UNV will launch in the UK the first State of the World's Volunteerism Report (SWVR), which promotes a better understanding of civic engagement by demonstrating its universality, scope and reach and by discussing new trends in volunteerism in the twenty-first century. The report examines important contributions in diverse fields such as sustainable livelihoods, social inclusion, social cohesion and disaster risk reduction. The SWVR also provides an alternative vision of a better society and considers how to take volunteerism forward.
The event, Framing the future of development: putting people first, takes place at the Royal Society's Kohn Centre, 6-9 Carlton House Terrace, London, from 2-5pm on 18 April.
The line-up of speakers includes:
Keynote speech by the Secretary of State for Development, Andrew Mitchell; Marg Mayne – Chief Executive, VSO; Flavia Pansieri – Executive Coordinator, UNV; Roy Trivedy – Head of Civil Society Dept, DFID; Justin Davis Smith – Chief Executive, Volunteering England; Danny Burns – Team Leader Participation, Power and Social Change team, IDS.
Journalists are welcome to attend the invitation-only event. Those wishing to do so should contact VSO or UNV on the numbers below to confirm a place.

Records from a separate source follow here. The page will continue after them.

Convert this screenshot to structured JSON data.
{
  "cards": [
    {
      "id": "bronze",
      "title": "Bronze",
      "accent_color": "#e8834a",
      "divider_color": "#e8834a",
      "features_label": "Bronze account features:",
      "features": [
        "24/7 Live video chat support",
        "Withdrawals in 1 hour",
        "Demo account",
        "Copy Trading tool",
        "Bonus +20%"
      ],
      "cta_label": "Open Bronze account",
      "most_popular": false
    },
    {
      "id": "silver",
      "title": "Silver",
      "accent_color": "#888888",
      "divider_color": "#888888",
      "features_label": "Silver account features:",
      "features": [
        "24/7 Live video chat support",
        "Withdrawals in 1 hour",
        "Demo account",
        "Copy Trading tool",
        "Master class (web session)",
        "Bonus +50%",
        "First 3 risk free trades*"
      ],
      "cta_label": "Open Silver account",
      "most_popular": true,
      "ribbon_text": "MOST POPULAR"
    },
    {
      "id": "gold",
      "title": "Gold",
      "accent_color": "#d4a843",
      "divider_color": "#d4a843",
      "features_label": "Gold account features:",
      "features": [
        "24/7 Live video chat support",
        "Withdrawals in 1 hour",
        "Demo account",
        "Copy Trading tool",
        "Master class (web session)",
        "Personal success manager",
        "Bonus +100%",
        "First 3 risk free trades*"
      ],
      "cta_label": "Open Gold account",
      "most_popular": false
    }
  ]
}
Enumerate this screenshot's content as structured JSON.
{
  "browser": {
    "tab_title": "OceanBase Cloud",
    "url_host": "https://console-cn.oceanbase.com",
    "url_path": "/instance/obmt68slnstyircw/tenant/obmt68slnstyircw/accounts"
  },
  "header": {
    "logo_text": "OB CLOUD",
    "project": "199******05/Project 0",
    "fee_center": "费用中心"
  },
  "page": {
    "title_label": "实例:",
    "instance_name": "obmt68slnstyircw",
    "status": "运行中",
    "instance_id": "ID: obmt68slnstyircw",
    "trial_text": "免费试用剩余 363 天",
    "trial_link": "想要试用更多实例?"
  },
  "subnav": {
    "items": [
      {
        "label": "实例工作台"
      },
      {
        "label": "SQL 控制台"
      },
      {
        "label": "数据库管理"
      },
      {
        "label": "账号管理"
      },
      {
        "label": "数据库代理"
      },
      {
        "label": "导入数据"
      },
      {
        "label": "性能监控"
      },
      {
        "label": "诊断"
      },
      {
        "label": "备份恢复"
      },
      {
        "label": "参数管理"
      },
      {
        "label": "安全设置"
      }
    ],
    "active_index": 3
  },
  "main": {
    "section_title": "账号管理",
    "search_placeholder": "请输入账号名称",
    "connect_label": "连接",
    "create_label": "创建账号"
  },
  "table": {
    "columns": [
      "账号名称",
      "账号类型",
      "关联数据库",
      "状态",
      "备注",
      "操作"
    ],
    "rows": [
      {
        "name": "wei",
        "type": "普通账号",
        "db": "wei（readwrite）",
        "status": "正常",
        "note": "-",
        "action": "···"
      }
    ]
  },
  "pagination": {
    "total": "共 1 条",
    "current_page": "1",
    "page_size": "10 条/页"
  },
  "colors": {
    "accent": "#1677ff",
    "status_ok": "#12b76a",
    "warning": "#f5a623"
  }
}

VSO is different from most organisations that fight poverty. Instead of sending money or food, we bring people together to share skills and knowledge. In doing so, we create lasting change. Experienced VSO volunteers work to address the forces that keep people in poverty – from education and health through helping people learn the skills they need to make a living. In doing so they invest in local people, so the impact they have endures long after their placement ends.
The United Nations Volunteers (UNV) programme contributes to peace and development through volunteerism. UNV is inspired by the conviction that volunteerism can transform the pace and nature of development and by the idea that everyone can contribute their time and energy towards peace and development. With partners, UNV advocates for volunteerism, integrates volunteerism into development planning and mobilises volunteers. The enormous potential of volunteerism is an inspiration to UNV and to volunteers around the world.
For more information please contact:
Steve Ballinger, VSO Media Manager, +44 (0)20 8780 7632 or +44 (0)7500 918478
Jennifer Stapper, Chief, Communications Section, UNV, +49 (0) 15201522181